John McCartney: 'We need to know how many homes are lost - and which ones to replace'
Ten years ago, Ireland's ghost estates epitomised the bursting of the property bubble - the obvious symptom of over-building. Today, the homelessness crisis is the obvious symptom of the opposite failure in the housing market - under-supply.
Why don't we build the right number of homes in the right places? Poor data is a big issue. Without reliable data, it is impossible to know how much housing we need.
It can be tricky to keep a tally of how many homes are built each year. Knowing how many old houses are lost from the stock of housing - so-called obsolescence - is even harder.
Like many people, I believe that the resolution of Ireland's current housing problems ultimately requires more supply. However, the challenges of getting supply right are compounded by the reality that some properties get knocked down every year and some of them must be replaced.
Unfortunately, industry commentators disagree about the extent of these housing demolitions. Recent estimates range from 6,000 to 16,000 units per year.
However, whatever the correct number, the assumption that all of these units need to be replaced is illogical. If we believe it, we will create housing completion targets greater than the actual requirement - and maybe even new ghost estates.
While it is not always clear how commentators are deriving their housing obsolescence estimates, economist John FitzGerald proposes a practical and transparent method. FitzGerald begins by adding up the number of housing units built between two census years. The extent to which this number exceeds growth in the housing stock over the same period must represent the number of units that went obsolete.
Applying this approach to the latest data, we find that 29,500 new homes were built between April 2011 and April 2016. However, census records show that the housing stock only rose by 8,800. This suggests 20,700 units (4,140 per annum) must have become obsolete - an annual depreciation rate of 0.21pc.
But this is only the tip of the iceberg. Because, in addition to the fact that fewer dwellings are being demolished, we can challenge the logic that they all need to be replaced.
Housing obsolescence varies dramatically by region. As illustrated by the green areas of the map, Dublin, Cork, Galway and their surrounding commuter belts have very low depreciation rates - very few homes in these areas are abandoned or knocked down.
In contrast, as shown by the red areas, obsolescence is much higher in the rural West of Ireland. Again, one might infer that this reflects slower (and in some places falling) population growth. This results in weaker housing demand, higher vacancy rates and lower capital values, which may not justify the expense of maintaining superfluous properties.
Counties with stronger population growth tend to have fewer demolitions.
The counties of Connacht tend towards sluggish population growth and high depreciation of the housing stock.
Munster is similar to Connacht, but less extreme.
Obvious exceptions to this pattern are Cork and Galway, where urban centres act as magnets for population growth, leading to preservation of the much-needed housing stock.

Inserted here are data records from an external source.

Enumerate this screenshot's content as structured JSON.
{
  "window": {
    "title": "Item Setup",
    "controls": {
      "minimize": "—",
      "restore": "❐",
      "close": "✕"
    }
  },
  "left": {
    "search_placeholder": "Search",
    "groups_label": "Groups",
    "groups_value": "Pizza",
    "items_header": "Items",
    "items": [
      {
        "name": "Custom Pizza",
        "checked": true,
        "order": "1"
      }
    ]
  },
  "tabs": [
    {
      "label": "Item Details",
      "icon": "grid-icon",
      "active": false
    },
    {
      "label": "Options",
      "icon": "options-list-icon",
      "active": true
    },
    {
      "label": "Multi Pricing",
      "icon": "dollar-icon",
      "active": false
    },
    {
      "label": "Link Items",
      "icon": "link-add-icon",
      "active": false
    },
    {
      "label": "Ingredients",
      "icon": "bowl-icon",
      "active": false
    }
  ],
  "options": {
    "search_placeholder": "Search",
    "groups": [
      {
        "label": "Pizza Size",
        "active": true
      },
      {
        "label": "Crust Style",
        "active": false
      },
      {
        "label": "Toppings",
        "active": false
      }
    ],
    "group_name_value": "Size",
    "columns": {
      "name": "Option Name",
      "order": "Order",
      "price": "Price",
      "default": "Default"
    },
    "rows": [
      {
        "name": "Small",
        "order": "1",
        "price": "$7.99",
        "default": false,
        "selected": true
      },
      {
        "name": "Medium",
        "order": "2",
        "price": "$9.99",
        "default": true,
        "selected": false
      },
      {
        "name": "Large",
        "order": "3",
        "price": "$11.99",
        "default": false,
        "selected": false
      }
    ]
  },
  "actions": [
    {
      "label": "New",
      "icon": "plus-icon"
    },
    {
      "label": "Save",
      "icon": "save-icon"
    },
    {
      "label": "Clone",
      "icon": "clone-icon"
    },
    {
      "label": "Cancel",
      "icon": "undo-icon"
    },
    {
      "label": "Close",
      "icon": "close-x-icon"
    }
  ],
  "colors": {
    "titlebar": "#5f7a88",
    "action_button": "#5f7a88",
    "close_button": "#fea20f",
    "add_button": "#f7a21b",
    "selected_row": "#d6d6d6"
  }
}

Ultimately, there are two conclusions. Firstly, demolition is much less of an issue in terms of supply than many commentators are claiming.
At most, it can be no more than 4,100 units per annum. But it is also clear from this data that many properties that are being knocked down do not need to be replaced.
They are in places where demand for housing is low.
By my calculations, fewer than 3,000 new dwellings need to be built each year to cover obsolescence. This is really good news, because it means that - relative to the most extreme estimates - we are already 13,000 units closer to meeting our annual home- building target.
Secondly, this analysis highlights the futility of building too much in the wrong place. In this context, it is very positive that residential development is now happening where it is most needed: 39pc of dwelling completions and one-third of planning permissions in the past year have been in Dublin.
However, we must remember that it is not just about the number of units, but also the type of units. That, perhaps, is an article for another day.
Dr John McCartney is director of research at Savills and is on the editorial board of the 'Journal of Property Research'